- **Assignment**: Check each line of the entries below for the word "招标采购平台", and copy out the ones that have it.

- **Data for processing**:
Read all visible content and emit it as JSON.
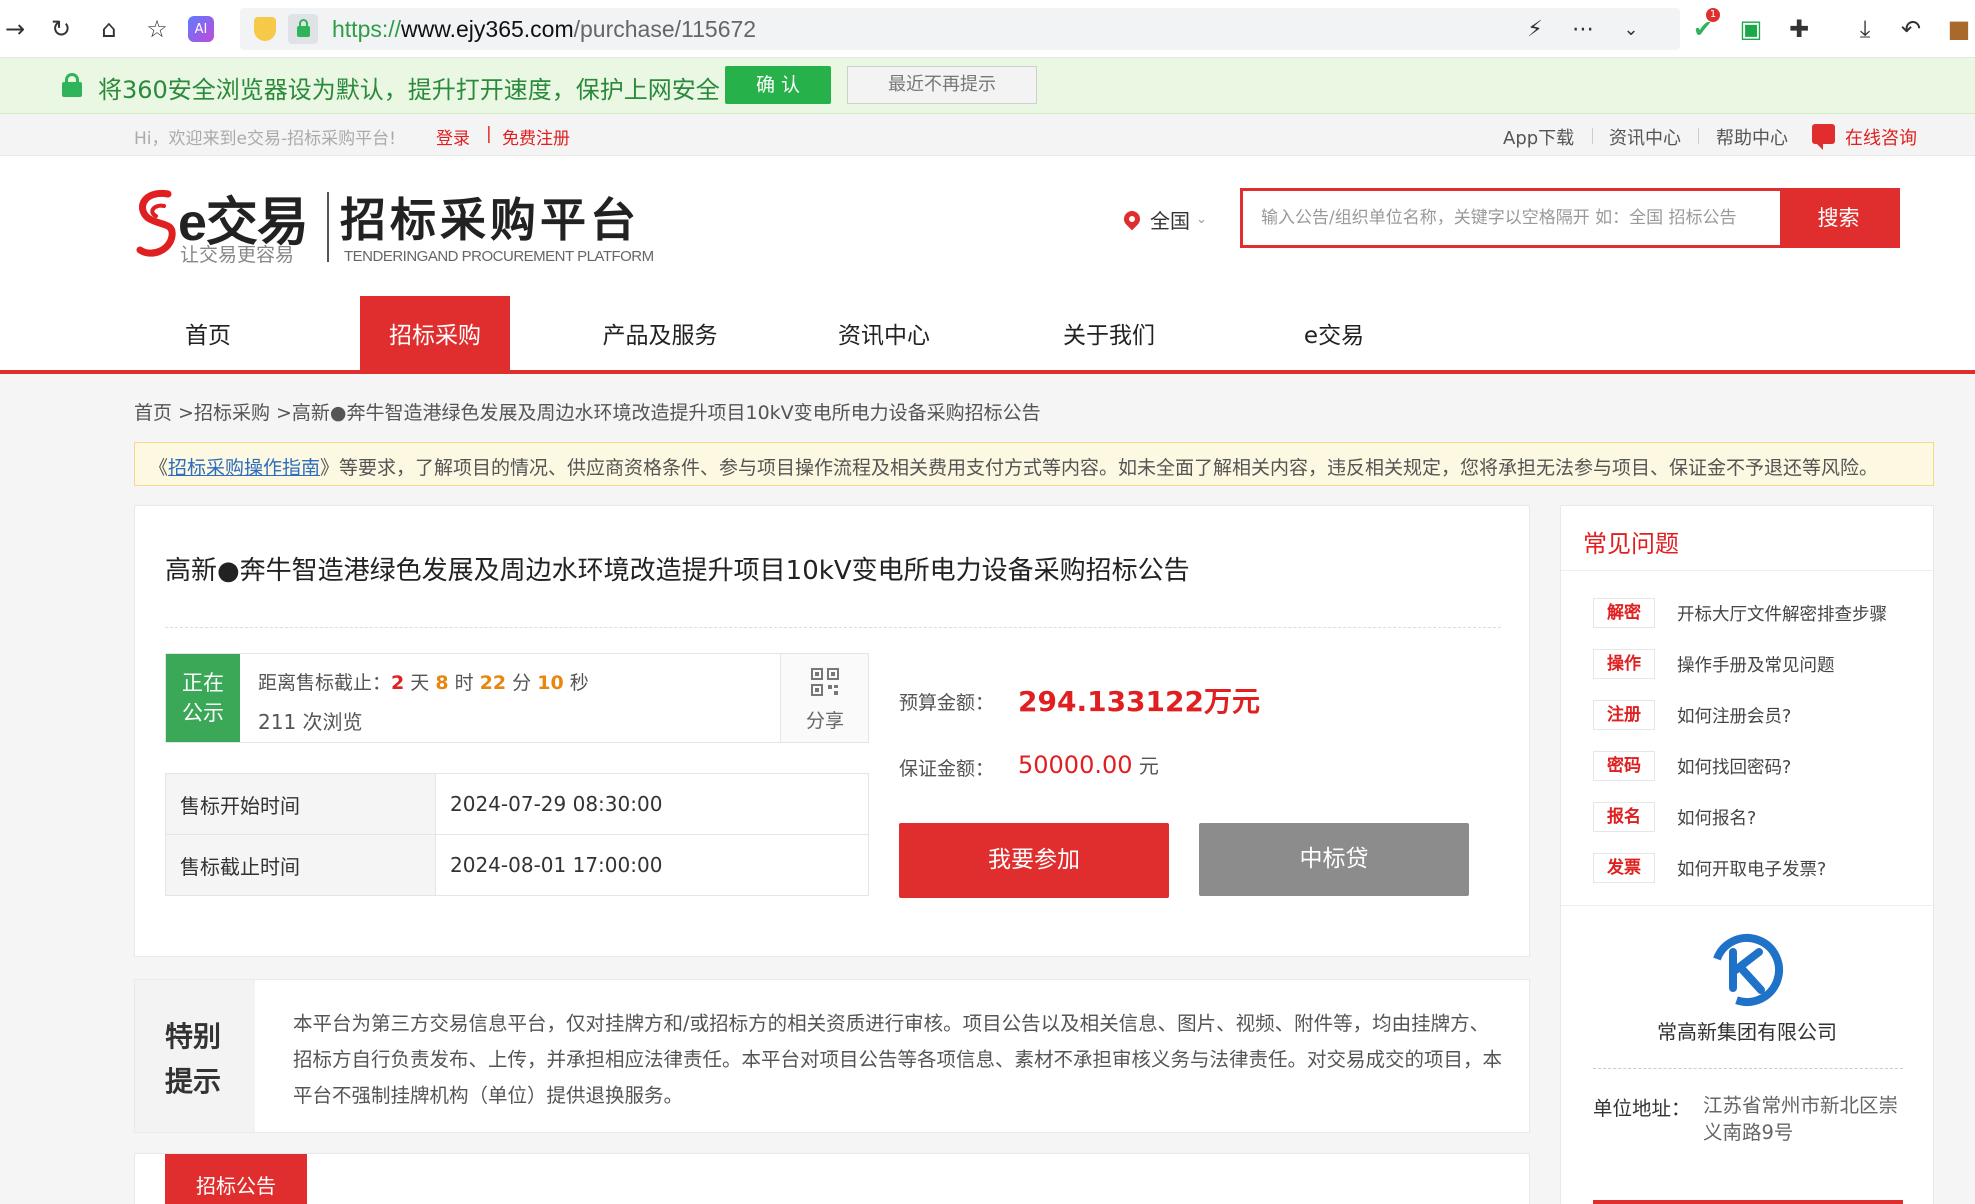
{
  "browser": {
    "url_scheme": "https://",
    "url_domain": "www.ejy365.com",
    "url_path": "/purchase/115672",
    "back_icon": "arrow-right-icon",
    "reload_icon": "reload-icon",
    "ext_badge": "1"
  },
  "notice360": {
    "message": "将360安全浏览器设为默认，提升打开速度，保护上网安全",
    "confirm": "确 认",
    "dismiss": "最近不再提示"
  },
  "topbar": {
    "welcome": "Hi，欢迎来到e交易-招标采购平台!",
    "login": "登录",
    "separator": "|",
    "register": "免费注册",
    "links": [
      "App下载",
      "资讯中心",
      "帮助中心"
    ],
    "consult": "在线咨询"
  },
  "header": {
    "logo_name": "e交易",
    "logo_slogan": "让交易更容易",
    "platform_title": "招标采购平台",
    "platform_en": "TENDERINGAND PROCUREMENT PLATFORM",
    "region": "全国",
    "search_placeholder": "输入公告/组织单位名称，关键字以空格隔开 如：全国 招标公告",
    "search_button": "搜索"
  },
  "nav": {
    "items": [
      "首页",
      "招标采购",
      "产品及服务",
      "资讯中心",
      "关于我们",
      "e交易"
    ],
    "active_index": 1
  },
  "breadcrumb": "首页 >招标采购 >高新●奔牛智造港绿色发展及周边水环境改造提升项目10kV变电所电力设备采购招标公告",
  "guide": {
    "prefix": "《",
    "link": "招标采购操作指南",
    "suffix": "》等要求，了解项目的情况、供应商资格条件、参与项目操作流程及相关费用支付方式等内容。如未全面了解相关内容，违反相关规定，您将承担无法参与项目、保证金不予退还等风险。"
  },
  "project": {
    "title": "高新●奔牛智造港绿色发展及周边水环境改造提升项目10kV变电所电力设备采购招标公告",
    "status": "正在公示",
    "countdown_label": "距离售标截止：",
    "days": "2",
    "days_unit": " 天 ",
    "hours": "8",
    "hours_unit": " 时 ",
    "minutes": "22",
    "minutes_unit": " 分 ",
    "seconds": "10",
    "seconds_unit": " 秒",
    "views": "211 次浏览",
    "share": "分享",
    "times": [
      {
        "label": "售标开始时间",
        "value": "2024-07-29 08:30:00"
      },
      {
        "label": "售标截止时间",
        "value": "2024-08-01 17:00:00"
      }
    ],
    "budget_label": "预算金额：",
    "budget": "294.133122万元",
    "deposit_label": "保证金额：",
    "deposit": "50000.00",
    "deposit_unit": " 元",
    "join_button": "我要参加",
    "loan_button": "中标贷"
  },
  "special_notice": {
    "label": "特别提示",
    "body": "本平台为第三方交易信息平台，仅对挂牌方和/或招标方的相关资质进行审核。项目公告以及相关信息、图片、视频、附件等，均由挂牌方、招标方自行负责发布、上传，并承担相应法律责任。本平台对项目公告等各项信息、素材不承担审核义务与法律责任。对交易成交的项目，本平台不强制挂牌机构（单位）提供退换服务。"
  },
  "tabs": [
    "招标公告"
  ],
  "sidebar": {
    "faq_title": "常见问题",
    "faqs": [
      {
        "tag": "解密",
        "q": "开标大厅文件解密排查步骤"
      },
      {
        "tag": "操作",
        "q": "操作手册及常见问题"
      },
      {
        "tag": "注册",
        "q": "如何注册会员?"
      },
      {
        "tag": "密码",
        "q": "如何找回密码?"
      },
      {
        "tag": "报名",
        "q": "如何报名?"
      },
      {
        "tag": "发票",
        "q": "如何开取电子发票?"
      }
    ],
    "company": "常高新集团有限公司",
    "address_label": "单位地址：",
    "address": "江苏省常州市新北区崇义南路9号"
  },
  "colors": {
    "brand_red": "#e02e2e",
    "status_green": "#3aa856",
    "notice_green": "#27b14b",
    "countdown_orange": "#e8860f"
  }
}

- **Response to the task**:
    "welcome": "Hi，欢迎来到e交易-招标采购平台!",
    "platform_title": "招标采购平台",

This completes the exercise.